(Element data from apps and pages)
- Opening Delimiter -
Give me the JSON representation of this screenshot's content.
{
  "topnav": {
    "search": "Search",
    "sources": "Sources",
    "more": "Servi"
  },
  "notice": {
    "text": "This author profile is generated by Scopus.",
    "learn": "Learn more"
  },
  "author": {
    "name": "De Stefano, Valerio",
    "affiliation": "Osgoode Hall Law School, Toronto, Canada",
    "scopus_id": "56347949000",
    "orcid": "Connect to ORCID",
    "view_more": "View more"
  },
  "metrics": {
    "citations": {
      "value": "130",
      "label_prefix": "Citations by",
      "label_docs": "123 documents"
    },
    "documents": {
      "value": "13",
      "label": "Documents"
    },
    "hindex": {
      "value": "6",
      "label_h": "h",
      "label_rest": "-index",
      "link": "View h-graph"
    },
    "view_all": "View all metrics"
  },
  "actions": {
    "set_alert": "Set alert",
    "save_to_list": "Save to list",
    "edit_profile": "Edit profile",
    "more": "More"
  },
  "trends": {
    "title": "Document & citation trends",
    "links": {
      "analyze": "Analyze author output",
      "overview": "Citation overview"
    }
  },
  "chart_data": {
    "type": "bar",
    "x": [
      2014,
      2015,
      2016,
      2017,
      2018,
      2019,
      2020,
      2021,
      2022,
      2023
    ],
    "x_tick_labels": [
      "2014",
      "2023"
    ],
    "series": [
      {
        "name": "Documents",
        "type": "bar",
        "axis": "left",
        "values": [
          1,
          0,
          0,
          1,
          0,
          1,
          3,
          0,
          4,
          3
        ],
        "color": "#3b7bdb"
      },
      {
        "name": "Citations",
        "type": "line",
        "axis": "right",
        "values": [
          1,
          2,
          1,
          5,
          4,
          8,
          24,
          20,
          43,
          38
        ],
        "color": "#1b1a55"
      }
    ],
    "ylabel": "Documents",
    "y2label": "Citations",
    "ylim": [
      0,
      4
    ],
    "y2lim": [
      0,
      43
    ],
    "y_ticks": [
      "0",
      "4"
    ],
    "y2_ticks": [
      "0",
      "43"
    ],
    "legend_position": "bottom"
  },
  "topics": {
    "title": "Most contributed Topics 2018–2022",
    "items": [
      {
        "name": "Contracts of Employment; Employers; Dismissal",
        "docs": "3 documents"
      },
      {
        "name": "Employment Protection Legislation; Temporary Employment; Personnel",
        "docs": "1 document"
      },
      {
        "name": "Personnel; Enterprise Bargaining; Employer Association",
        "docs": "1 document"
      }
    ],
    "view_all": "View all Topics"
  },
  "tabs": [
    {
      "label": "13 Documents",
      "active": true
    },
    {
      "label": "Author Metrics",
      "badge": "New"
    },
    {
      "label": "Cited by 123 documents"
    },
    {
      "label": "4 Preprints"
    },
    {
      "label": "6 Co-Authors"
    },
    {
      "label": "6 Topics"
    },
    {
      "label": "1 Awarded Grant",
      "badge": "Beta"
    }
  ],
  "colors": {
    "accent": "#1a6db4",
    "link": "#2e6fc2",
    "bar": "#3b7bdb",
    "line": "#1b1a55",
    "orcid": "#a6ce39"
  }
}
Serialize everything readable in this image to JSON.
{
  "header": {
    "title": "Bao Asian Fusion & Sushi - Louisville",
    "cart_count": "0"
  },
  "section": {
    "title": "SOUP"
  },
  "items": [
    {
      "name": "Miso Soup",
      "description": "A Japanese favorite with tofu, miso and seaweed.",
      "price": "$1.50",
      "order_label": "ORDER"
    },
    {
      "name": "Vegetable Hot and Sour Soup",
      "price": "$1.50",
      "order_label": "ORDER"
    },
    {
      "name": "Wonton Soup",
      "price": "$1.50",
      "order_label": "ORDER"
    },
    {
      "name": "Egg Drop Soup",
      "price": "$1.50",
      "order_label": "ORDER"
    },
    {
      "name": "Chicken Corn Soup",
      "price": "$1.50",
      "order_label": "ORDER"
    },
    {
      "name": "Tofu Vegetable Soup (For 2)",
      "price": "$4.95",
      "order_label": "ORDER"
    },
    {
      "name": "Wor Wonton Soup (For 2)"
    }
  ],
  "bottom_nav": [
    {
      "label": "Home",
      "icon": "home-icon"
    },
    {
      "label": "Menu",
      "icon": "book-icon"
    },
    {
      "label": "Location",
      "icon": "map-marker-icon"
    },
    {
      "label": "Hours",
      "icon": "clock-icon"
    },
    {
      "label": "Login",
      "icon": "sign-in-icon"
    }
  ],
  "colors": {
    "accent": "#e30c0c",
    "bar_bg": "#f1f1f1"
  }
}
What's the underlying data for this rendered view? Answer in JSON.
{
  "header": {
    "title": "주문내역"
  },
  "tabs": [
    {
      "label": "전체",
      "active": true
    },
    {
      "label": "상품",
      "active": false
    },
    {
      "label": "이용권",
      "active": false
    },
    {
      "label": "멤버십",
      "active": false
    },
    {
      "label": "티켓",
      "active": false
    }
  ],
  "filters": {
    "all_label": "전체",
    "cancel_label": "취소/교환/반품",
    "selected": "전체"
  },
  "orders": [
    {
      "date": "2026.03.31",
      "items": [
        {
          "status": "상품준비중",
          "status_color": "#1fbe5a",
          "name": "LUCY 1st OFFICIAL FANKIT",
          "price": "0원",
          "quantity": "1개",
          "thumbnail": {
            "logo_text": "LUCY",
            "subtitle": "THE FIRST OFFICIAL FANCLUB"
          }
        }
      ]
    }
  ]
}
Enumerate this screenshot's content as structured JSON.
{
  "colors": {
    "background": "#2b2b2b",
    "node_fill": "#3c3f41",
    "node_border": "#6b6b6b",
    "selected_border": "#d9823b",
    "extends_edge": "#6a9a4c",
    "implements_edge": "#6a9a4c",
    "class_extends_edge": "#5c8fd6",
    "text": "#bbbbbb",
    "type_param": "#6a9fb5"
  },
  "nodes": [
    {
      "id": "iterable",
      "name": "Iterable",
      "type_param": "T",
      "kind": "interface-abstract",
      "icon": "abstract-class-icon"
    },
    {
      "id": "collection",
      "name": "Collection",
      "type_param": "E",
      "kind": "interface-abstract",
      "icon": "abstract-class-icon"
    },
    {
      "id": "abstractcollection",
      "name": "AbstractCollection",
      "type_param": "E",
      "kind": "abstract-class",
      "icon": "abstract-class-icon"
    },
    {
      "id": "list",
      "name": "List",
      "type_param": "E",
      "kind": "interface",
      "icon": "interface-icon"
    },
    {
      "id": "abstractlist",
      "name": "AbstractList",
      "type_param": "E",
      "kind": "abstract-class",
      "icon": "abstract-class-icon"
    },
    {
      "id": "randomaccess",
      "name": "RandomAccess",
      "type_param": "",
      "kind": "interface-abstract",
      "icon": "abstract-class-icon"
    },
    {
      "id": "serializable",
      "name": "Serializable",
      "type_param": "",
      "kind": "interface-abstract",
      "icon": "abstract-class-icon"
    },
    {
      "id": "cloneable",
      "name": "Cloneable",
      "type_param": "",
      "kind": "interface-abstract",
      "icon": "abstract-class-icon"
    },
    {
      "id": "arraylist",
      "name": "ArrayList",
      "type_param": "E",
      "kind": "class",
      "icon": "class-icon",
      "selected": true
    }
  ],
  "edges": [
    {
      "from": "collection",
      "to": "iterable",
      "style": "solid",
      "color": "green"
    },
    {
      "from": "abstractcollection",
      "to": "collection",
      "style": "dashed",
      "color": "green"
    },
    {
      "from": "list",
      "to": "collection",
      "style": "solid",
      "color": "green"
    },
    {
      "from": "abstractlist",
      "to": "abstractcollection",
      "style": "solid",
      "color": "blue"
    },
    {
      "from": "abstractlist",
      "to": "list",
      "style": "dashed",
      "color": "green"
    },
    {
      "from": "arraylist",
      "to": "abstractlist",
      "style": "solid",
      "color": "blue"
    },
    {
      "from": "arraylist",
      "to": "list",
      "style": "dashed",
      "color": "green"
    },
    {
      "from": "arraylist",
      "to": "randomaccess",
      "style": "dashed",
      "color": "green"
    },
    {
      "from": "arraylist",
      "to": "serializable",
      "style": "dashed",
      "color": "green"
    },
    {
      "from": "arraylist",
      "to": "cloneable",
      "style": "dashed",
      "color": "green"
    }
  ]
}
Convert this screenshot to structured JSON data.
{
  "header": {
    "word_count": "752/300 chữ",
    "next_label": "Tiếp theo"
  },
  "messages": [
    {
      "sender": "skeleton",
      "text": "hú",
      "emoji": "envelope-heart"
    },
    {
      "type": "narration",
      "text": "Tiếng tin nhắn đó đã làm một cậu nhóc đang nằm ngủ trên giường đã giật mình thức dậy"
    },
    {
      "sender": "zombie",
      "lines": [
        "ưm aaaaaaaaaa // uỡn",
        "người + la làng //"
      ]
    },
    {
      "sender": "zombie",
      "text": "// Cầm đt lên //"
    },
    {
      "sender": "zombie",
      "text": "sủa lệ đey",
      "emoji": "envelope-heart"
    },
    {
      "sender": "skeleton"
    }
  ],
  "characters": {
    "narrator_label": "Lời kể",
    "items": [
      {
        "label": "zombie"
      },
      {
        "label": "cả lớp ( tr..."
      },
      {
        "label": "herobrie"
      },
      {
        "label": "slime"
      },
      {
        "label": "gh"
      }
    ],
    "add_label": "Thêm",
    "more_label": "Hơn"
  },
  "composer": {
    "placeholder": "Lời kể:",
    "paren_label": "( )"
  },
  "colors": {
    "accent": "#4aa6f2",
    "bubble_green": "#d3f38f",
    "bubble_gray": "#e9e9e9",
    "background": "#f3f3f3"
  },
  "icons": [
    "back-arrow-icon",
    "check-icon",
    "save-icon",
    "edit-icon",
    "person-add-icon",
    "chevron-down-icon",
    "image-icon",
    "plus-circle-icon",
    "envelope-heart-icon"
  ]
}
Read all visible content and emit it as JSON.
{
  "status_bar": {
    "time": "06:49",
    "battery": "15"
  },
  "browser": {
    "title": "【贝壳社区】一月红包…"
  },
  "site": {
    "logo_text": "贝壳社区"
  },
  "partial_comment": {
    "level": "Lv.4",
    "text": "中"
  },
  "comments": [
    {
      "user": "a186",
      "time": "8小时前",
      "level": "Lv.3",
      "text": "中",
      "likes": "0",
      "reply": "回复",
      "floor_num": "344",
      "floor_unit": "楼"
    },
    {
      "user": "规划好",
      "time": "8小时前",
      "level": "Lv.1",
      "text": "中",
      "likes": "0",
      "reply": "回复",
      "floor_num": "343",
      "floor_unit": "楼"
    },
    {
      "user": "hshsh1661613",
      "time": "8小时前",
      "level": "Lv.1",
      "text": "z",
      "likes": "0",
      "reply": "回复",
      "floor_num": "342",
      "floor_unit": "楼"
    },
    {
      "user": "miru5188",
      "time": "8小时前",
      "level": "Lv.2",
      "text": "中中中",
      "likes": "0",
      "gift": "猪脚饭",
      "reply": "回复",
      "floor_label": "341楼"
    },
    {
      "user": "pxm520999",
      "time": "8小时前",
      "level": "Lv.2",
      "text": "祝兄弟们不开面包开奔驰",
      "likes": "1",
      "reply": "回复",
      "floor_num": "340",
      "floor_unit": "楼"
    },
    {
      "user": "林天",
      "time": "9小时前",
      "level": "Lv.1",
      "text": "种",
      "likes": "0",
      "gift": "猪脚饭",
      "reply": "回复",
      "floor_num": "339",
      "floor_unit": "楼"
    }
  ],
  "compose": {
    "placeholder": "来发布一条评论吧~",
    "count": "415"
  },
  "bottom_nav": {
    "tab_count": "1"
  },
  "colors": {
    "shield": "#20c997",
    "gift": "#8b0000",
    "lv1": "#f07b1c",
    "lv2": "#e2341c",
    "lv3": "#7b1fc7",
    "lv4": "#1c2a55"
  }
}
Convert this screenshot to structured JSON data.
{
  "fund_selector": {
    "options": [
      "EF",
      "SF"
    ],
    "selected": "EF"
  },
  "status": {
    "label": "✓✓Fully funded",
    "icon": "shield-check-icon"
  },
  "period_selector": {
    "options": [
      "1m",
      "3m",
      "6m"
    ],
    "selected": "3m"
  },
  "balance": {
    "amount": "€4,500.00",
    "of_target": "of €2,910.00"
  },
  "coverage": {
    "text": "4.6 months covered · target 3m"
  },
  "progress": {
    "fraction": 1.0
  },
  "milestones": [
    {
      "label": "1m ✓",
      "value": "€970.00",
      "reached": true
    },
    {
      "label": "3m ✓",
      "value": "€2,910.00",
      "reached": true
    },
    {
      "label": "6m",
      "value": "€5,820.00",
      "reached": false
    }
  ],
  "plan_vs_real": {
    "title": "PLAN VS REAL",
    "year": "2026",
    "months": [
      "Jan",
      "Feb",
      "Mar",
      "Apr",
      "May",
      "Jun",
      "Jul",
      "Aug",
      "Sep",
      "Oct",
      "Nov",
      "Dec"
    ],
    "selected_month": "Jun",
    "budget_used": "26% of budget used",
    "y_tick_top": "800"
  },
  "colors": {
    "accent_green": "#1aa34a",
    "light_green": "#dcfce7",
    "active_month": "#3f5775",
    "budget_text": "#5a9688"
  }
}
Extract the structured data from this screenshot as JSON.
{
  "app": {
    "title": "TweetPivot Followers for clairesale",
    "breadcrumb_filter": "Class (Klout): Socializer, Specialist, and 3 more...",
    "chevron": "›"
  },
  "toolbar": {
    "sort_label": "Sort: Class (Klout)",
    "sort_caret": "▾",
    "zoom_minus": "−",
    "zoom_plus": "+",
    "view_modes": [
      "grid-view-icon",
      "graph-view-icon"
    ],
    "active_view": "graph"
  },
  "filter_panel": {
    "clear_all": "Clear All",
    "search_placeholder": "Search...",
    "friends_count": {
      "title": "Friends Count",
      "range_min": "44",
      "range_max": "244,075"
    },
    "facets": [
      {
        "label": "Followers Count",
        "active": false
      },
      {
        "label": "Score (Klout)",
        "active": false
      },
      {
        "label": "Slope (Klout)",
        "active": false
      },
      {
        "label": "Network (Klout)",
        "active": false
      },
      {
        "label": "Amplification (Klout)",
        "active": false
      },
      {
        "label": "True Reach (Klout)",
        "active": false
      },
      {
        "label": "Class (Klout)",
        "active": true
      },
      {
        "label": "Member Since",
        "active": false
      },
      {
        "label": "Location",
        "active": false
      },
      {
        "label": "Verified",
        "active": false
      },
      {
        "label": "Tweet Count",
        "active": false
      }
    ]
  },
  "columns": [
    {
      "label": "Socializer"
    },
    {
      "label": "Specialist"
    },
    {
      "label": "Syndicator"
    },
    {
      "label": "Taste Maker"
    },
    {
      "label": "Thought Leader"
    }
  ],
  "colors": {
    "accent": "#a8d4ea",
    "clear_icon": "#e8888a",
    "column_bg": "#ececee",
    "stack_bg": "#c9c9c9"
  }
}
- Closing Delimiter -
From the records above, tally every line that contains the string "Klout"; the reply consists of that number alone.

**REPLY TO THE TASK**
8